KUSA — Like the rest of us, Leo Harmon rides his trusty steed into battle every day.
“Parking here is crazy,” Harmon said. “I mean, you get here after 8:30 and it’s literally a battle.”
The fight for parking in Denver is real. Harmon found that out Wednesday when he picked a spot on East 2nd Avenue near Logan Street. He noticed the yellow curb and lines in the street but parked his car anyway.
“There’s these brackets,” Harmon said, showing the yellow lines. “But I thought it was okay.”
The space he took Wednesday morning he regretted after work.
“Here’s the actual notice. It’s an orange citation. It looks very official,” Harmon said, showing off the notice. “Immobilization notice. Do not attempt to move this car. This car is immobilized,” he read.
Sure enough, Harmon’s car was immobilized with a small, orange boot.
“When I first saw the claw on my car I was super nervous,” Harmon recalled. “I was like, ‘oh my God, did I not pay a ticket? I promise, I paid all my stuff.”
That’s when Harmon noticed the notice that looked legit, wasn’t. The city hadn’t placed the boot on his car. A homeowner did.
“It was just this private resident who decided to claw my car,” he said.
Harmon called the number listed on the parking notice. He got no answer. He called again, and again – eight times, he said until he finally got an answer. He said a couple that lived at the home in front of the yellow-painted curb came to greet him.
“The couple came out and told me that this is a regular occurrence apparently,” Harmon said. “They said, ‘we don’t want to charge you. We don’t want any bad feelings. We just want to have a conversation.”
Harmon said the couple removed the boot and explained that drivers continually block the space that’s really an entrance to their driveway. Harmon was thrown off by the curb.

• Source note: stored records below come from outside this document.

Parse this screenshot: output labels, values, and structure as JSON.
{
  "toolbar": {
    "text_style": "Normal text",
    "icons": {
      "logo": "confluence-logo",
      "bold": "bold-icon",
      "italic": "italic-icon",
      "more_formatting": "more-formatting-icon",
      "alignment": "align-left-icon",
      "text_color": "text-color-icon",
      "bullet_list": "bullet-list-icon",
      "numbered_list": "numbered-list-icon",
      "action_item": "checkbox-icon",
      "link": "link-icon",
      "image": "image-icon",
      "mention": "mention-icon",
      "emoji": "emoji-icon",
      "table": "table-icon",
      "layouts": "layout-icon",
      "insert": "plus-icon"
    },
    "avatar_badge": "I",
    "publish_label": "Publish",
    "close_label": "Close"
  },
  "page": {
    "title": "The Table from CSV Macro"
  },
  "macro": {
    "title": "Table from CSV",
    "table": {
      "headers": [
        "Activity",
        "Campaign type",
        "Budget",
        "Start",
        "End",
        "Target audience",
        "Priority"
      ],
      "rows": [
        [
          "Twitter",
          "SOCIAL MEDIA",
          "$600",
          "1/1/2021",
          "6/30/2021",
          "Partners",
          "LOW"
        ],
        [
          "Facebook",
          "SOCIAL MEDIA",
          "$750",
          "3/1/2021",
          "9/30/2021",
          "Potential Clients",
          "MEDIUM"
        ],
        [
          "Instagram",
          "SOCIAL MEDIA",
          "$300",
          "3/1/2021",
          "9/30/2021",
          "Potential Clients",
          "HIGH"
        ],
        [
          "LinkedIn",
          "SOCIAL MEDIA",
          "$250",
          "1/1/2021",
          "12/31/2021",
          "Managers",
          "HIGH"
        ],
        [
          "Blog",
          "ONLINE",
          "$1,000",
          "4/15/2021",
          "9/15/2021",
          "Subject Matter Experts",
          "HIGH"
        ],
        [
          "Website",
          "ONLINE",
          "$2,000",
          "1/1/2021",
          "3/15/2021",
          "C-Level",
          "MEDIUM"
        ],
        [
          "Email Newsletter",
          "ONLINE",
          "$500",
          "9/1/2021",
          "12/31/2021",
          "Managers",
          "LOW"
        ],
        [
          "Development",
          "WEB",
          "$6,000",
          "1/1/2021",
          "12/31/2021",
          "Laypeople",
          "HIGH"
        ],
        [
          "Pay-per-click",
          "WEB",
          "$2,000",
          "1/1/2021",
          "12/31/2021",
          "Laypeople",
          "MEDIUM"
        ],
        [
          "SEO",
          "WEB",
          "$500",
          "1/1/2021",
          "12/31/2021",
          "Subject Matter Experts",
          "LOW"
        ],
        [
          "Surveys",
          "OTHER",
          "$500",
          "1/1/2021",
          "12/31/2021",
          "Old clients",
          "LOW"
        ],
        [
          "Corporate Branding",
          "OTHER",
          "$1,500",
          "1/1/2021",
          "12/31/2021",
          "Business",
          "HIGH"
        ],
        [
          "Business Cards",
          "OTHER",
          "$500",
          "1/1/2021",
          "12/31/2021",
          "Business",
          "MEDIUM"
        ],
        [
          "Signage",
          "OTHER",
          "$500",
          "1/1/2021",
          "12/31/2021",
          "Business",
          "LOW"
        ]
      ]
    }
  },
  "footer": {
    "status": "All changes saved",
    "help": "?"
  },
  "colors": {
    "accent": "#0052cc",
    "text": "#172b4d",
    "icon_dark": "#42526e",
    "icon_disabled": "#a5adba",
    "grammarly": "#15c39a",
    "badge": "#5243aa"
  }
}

“It looked like a parking space to me,” Harmon said.
Denver Public Works agrees. A spokeswoman said the city doesn’t consider the space in question on 2nd Avenue a driveway because the curb is not cut. City crews didn’t paint the curb or the yellow lines either.
Marley Bordovsky, director of prosecution and code enforcement for the Denver city attorney’s office, said the homeowner could have violated at least two city ordinances. Painting curbs violates city law and so does booting a car. Bordovsky said booting a car on public property is essentially motor vehicle theft and can rise to the level of a felony offense if the boot is left on for more than 24 hours.
The city attorney’s office said it would follow up with the homeowner. A man who lives at the home told 9NEWS late Thursday he was responsible for booting Harmon’s car and admitted he’d “made a massive mistake.” He’d gotten fed up with drivers parking in front of the space he uses as a driveway and tried the boot out for the first time Wednesday night. He looked up city ordinances on Thursday and realized he was in the wrong. He said he wouldn’t use the boot again, which is good news for Leo Harmon and the rest of us who face the parking battle every day.
“The problem isn’t solved if you continue to boot people’s cars,” Harmon said.
If a parked car is blocking your driveway and you want it moved, the city attorney’s office recommends calling the non-emergency number for police or 311.